Well we differ, and here is where the core difference is:
I know what I can control and what I can't. How Scott or anyone IS happens to be on the list of things we DON'T control. As ambassadors to the hobby, what we can control is important. It's important because the hobby is attractive, and that attraction is what can get people to consider why it's attractive, and part of that is how it works as it does.
The expectation that it's all share and share alike is the norm for those in the hobby. Been true for a long time. That is why I have followed it for so long, and why I participate when inclined to do so. Communicating why that's of value is the best case move. From there, people make their choices. That's as good as it gets.

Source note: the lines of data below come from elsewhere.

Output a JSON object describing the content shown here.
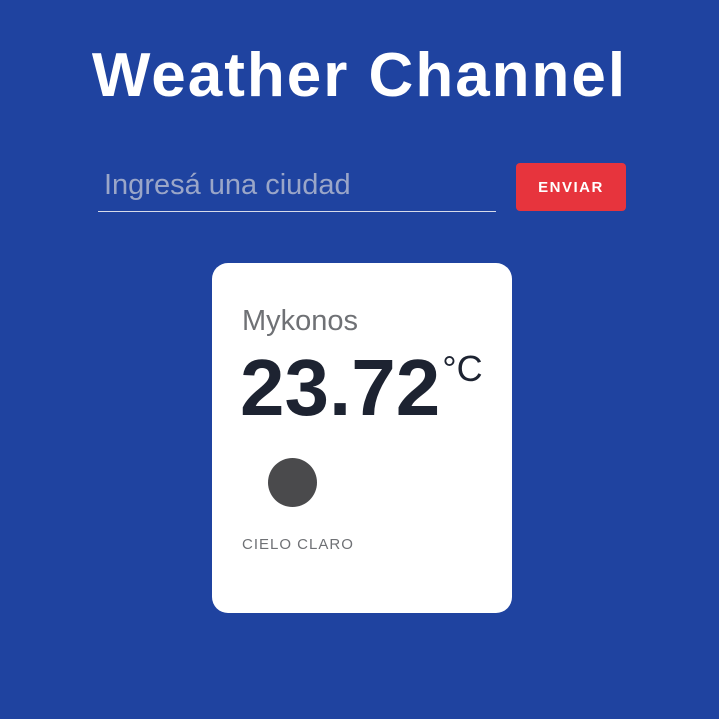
{
  "header": {
    "title": "Weather Channel"
  },
  "search": {
    "placeholder": "Ingresá una ciudad",
    "value": "",
    "submit_label": "ENVIAR"
  },
  "weather_card": {
    "city": "Mykonos",
    "temperature": "23.72",
    "unit": "°C",
    "icon": "weather-condition-icon",
    "description": "CIELO CLARO"
  },
  "colors": {
    "background": "#1f43a0",
    "accent_button": "#e7343d",
    "card_background": "#ffffff"
  }
}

When newbies walk in, those norms can be seen. Where there is friction, any number of things can and will happen. How that goes is what I'm speaking to, and the "D" in QED. IMHO, no amount of shitty contributions, guilt, shame, anger, etc... will get somebody to participate on terms that are better aligned to the norms. Often the result is just a turn off, and people quietly leave the scene. Sometimes, they push back to make a point. My point here is the end game isn't good.
On the other hand, keeping the door open, interacting, building trust, making friends, sharing the fun parts to be shared, etc... shows how attractive the thing is, and the "door is open" for more. They can come to a place where maybe it makes sense for them, however they get there. Nobody can force that. Building walls does nobody any good.
Finding common ground to build on does everybody good, without doing any bad. That's my point. We only benefit in the end.
A similar thing happened with Ian's project. Did it change anything? No. Will it ever? No.
I like Ian, I like Scott, and in fact, I pretty much like everybody. Even RT
Seriously, RT is cool. I don't agree with everybody, and how I would play it isn't how they may be inclined to play it. But, positive advocacy toward this hobby can rope more and better people in, more and better works, and it's all fun. Negative advocacy, shame, fear, anger, etc... just turns 'em off. The common bond here is the hobby. We need to respect that and demonstrate it's worth to others, not turn them off, or there won't be others, and it dies off.
I have no doubt this scenario would have played out differently had it been a net positive. The hobby is as attractive as we, the ambassadors of it, make it out to be. Where we do a good job on that, it grows and life is good. Where we do not, it shrinks, gets stale, and life is not good.
Edit: You said this: Problem is, we're a love-oriented community, much as it might pain some of our gruffer members to admit it. The best members try to give more than they take, and try to treat each other like friends.
Yeah, exactly. Growing that circle only happens when we keep the higher ground, door open. We didn't do that in this case, and so we lose out. No fault on that, only reality. I'm not blaming anybody for anything, simply stating that there could be better choices, and in the future people should consider them. Doing that is in all of our collective interests. Not doing that might feel good, but it's a net loss overall. This is why I'm a common ground, keep the door open kind of guy. No matter what the other party chooses to do, I benefit from that perspective. In other words, keeping the positive on the table means it could happen.
Negative? Door closed, next. Why do that? There is no gain. Frankly, there could be losses. Setting the expectation that we have some entitlement to a lot of what happens is a road nobody wants to go down. People who do have the right to check that just might decide some folks need to learn a lesson. Nobody wants that, and it could very well happen.
I'm done again. Negative gets everybody nowhere, and I'll stand on that point, this discussion case in point.
Edited by potatohead, Sun Jan 1, 2012 4:34 PM.